(Dataset rows for apps and sites)
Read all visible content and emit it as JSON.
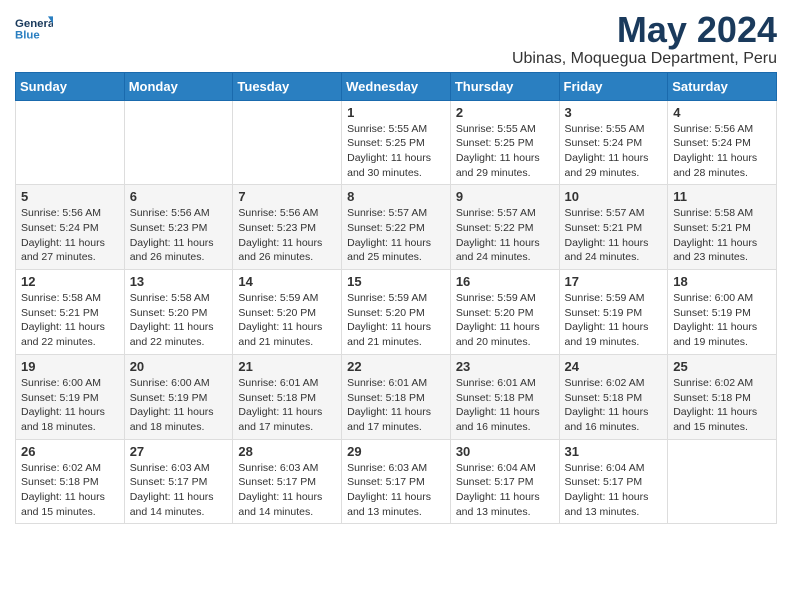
{
  "header": {
    "logo_general": "General",
    "logo_blue": "Blue",
    "month_title": "May 2024",
    "location": "Ubinas, Moquegua Department, Peru"
  },
  "weekdays": [
    "Sunday",
    "Monday",
    "Tuesday",
    "Wednesday",
    "Thursday",
    "Friday",
    "Saturday"
  ],
  "weeks": [
    [
      {
        "day": "",
        "info": ""
      },
      {
        "day": "",
        "info": ""
      },
      {
        "day": "",
        "info": ""
      },
      {
        "day": "1",
        "info": "Sunrise: 5:55 AM\nSunset: 5:25 PM\nDaylight: 11 hours\nand 30 minutes."
      },
      {
        "day": "2",
        "info": "Sunrise: 5:55 AM\nSunset: 5:25 PM\nDaylight: 11 hours\nand 29 minutes."
      },
      {
        "day": "3",
        "info": "Sunrise: 5:55 AM\nSunset: 5:24 PM\nDaylight: 11 hours\nand 29 minutes."
      },
      {
        "day": "4",
        "info": "Sunrise: 5:56 AM\nSunset: 5:24 PM\nDaylight: 11 hours\nand 28 minutes."
      }
    ],
    [
      {
        "day": "5",
        "info": "Sunrise: 5:56 AM\nSunset: 5:24 PM\nDaylight: 11 hours\nand 27 minutes."
      },
      {
        "day": "6",
        "info": "Sunrise: 5:56 AM\nSunset: 5:23 PM\nDaylight: 11 hours\nand 26 minutes."
      },
      {
        "day": "7",
        "info": "Sunrise: 5:56 AM\nSunset: 5:23 PM\nDaylight: 11 hours\nand 26 minutes."
      },
      {
        "day": "8",
        "info": "Sunrise: 5:57 AM\nSunset: 5:22 PM\nDaylight: 11 hours\nand 25 minutes."
      },
      {
        "day": "9",
        "info": "Sunrise: 5:57 AM\nSunset: 5:22 PM\nDaylight: 11 hours\nand 24 minutes."
      },
      {
        "day": "10",
        "info": "Sunrise: 5:57 AM\nSunset: 5:21 PM\nDaylight: 11 hours\nand 24 minutes."
      },
      {
        "day": "11",
        "info": "Sunrise: 5:58 AM\nSunset: 5:21 PM\nDaylight: 11 hours\nand 23 minutes."
      }
    ],
    [
      {
        "day": "12",
        "info": "Sunrise: 5:58 AM\nSunset: 5:21 PM\nDaylight: 11 hours\nand 22 minutes."
      },
      {
        "day": "13",
        "info": "Sunrise: 5:58 AM\nSunset: 5:20 PM\nDaylight: 11 hours\nand 22 minutes."
      },
      {
        "day": "14",
        "info": "Sunrise: 5:59 AM\nSunset: 5:20 PM\nDaylight: 11 hours\nand 21 minutes."
      },
      {
        "day": "15",
        "info": "Sunrise: 5:59 AM\nSunset: 5:20 PM\nDaylight: 11 hours\nand 21 minutes."
      },
      {
        "day": "16",
        "info": "Sunrise: 5:59 AM\nSunset: 5:20 PM\nDaylight: 11 hours\nand 20 minutes."
      },
      {
        "day": "17",
        "info": "Sunrise: 5:59 AM\nSunset: 5:19 PM\nDaylight: 11 hours\nand 19 minutes."
      },
      {
        "day": "18",
        "info": "Sunrise: 6:00 AM\nSunset: 5:19 PM\nDaylight: 11 hours\nand 19 minutes."
      }
    ],
    [
      {
        "day": "19",
        "info": "Sunrise: 6:00 AM\nSunset: 5:19 PM\nDaylight: 11 hours\nand 18 minutes."
      },
      {
        "day": "20",
        "info": "Sunrise: 6:00 AM\nSunset: 5:19 PM\nDaylight: 11 hours\nand 18 minutes."
      },
      {
        "day": "21",
        "info": "Sunrise: 6:01 AM\nSunset: 5:18 PM\nDaylight: 11 hours\nand 17 minutes."
      },
      {
        "day": "22",
        "info": "Sunrise: 6:01 AM\nSunset: 5:18 PM\nDaylight: 11 hours\nand 17 minutes."
      },
      {
        "day": "23",
        "info": "Sunrise: 6:01 AM\nSunset: 5:18 PM\nDaylight: 11 hours\nand 16 minutes."
      },
      {
        "day": "24",
        "info": "Sunrise: 6:02 AM\nSunset: 5:18 PM\nDaylight: 11 hours\nand 16 minutes."
      },
      {
        "day": "25",
        "info": "Sunrise: 6:02 AM\nSunset: 5:18 PM\nDaylight: 11 hours\nand 15 minutes."
      }
    ],
    [
      {
        "day": "26",
        "info": "Sunrise: 6:02 AM\nSunset: 5:18 PM\nDaylight: 11 hours\nand 15 minutes."
      },
      {
        "day": "27",
        "info": "Sunrise: 6:03 AM\nSunset: 5:17 PM\nDaylight: 11 hours\nand 14 minutes."
      },
      {
        "day": "28",
        "info": "Sunrise: 6:03 AM\nSunset: 5:17 PM\nDaylight: 11 hours\nand 14 minutes."
      },
      {
        "day": "29",
        "info": "Sunrise: 6:03 AM\nSunset: 5:17 PM\nDaylight: 11 hours\nand 13 minutes."
      },
      {
        "day": "30",
        "info": "Sunrise: 6:04 AM\nSunset: 5:17 PM\nDaylight: 11 hours\nand 13 minutes."
      },
      {
        "day": "31",
        "info": "Sunrise: 6:04 AM\nSunset: 5:17 PM\nDaylight: 11 hours\nand 13 minutes."
      },
      {
        "day": "",
        "info": ""
      }
    ]
  ]
}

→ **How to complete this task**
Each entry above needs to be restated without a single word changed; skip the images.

→ **Task response**
Read all visible content and emit it as JSON.
{
  "header": {
    "logo_general": "General",
    "logo_blue": "Blue",
    "month_title": "May 2024",
    "location": "Ubinas, Moquegua Department, Peru"
  },
  "weekdays": [
    "Sunday",
    "Monday",
    "Tuesday",
    "Wednesday",
    "Thursday",
    "Friday",
    "Saturday"
  ],
  "weeks": [
    [
      {
        "day": "",
        "info": ""
      },
      {
        "day": "",
        "info": ""
      },
      {
        "day": "",
        "info": ""
      },
      {
        "day": "1",
        "info": "Sunrise: 5:55 AM\nSunset: 5:25 PM\nDaylight: 11 hours\nand 30 minutes."
      },
      {
        "day": "2",
        "info": "Sunrise: 5:55 AM\nSunset: 5:25 PM\nDaylight: 11 hours\nand 29 minutes."
      },
      {
        "day": "3",
        "info": "Sunrise: 5:55 AM\nSunset: 5:24 PM\nDaylight: 11 hours\nand 29 minutes."
      },
      {
        "day": "4",
        "info": "Sunrise: 5:56 AM\nSunset: 5:24 PM\nDaylight: 11 hours\nand 28 minutes."
      }
    ],
    [
      {
        "day": "5",
        "info": "Sunrise: 5:56 AM\nSunset: 5:24 PM\nDaylight: 11 hours\nand 27 minutes."
      },
      {
        "day": "6",
        "info": "Sunrise: 5:56 AM\nSunset: 5:23 PM\nDaylight: 11 hours\nand 26 minutes."
      },
      {
        "day": "7",
        "info": "Sunrise: 5:56 AM\nSunset: 5:23 PM\nDaylight: 11 hours\nand 26 minutes."
      },
      {
        "day": "8",
        "info": "Sunrise: 5:57 AM\nSunset: 5:22 PM\nDaylight: 11 hours\nand 25 minutes."
      },
      {
        "day": "9",
        "info": "Sunrise: 5:57 AM\nSunset: 5:22 PM\nDaylight: 11 hours\nand 24 minutes."
      },
      {
        "day": "10",
        "info": "Sunrise: 5:57 AM\nSunset: 5:21 PM\nDaylight: 11 hours\nand 24 minutes."
      },
      {
        "day": "11",
        "info": "Sunrise: 5:58 AM\nSunset: 5:21 PM\nDaylight: 11 hours\nand 23 minutes."
      }
    ],
    [
      {
        "day": "12",
        "info": "Sunrise: 5:58 AM\nSunset: 5:21 PM\nDaylight: 11 hours\nand 22 minutes."
      },
      {
        "day": "13",
        "info": "Sunrise: 5:58 AM\nSunset: 5:20 PM\nDaylight: 11 hours\nand 22 minutes."
      },
      {
        "day": "14",
        "info": "Sunrise: 5:59 AM\nSunset: 5:20 PM\nDaylight: 11 hours\nand 21 minutes."
      },
      {
        "day": "15",
        "info": "Sunrise: 5:59 AM\nSunset: 5:20 PM\nDaylight: 11 hours\nand 21 minutes."
      },
      {
        "day": "16",
        "info": "Sunrise: 5:59 AM\nSunset: 5:20 PM\nDaylight: 11 hours\nand 20 minutes."
      },
      {
        "day": "17",
        "info": "Sunrise: 5:59 AM\nSunset: 5:19 PM\nDaylight: 11 hours\nand 19 minutes."
      },
      {
        "day": "18",
        "info": "Sunrise: 6:00 AM\nSunset: 5:19 PM\nDaylight: 11 hours\nand 19 minutes."
      }
    ],
    [
      {
        "day": "19",
        "info": "Sunrise: 6:00 AM\nSunset: 5:19 PM\nDaylight: 11 hours\nand 18 minutes."
      },
      {
        "day": "20",
        "info": "Sunrise: 6:00 AM\nSunset: 5:19 PM\nDaylight: 11 hours\nand 18 minutes."
      },
      {
        "day": "21",
        "info": "Sunrise: 6:01 AM\nSunset: 5:18 PM\nDaylight: 11 hours\nand 17 minutes."
      },
      {
        "day": "22",
        "info": "Sunrise: 6:01 AM\nSunset: 5:18 PM\nDaylight: 11 hours\nand 17 minutes."
      },
      {
        "day": "23",
        "info": "Sunrise: 6:01 AM\nSunset: 5:18 PM\nDaylight: 11 hours\nand 16 minutes."
      },
      {
        "day": "24",
        "info": "Sunrise: 6:02 AM\nSunset: 5:18 PM\nDaylight: 11 hours\nand 16 minutes."
      },
      {
        "day": "25",
        "info": "Sunrise: 6:02 AM\nSunset: 5:18 PM\nDaylight: 11 hours\nand 15 minutes."
      }
    ],
    [
      {
        "day": "26",
        "info": "Sunrise: 6:02 AM\nSunset: 5:18 PM\nDaylight: 11 hours\nand 15 minutes."
      },
      {
        "day": "27",
        "info": "Sunrise: 6:03 AM\nSunset: 5:17 PM\nDaylight: 11 hours\nand 14 minutes."
      },
      {
        "day": "28",
        "info": "Sunrise: 6:03 AM\nSunset: 5:17 PM\nDaylight: 11 hours\nand 14 minutes."
      },
      {
        "day": "29",
        "info": "Sunrise: 6:03 AM\nSunset: 5:17 PM\nDaylight: 11 hours\nand 13 minutes."
      },
      {
        "day": "30",
        "info": "Sunrise: 6:04 AM\nSunset: 5:17 PM\nDaylight: 11 hours\nand 13 minutes."
      },
      {
        "day": "31",
        "info": "Sunrise: 6:04 AM\nSunset: 5:17 PM\nDaylight: 11 hours\nand 13 minutes."
      },
      {
        "day": "",
        "info": ""
      }
    ]
  ]
}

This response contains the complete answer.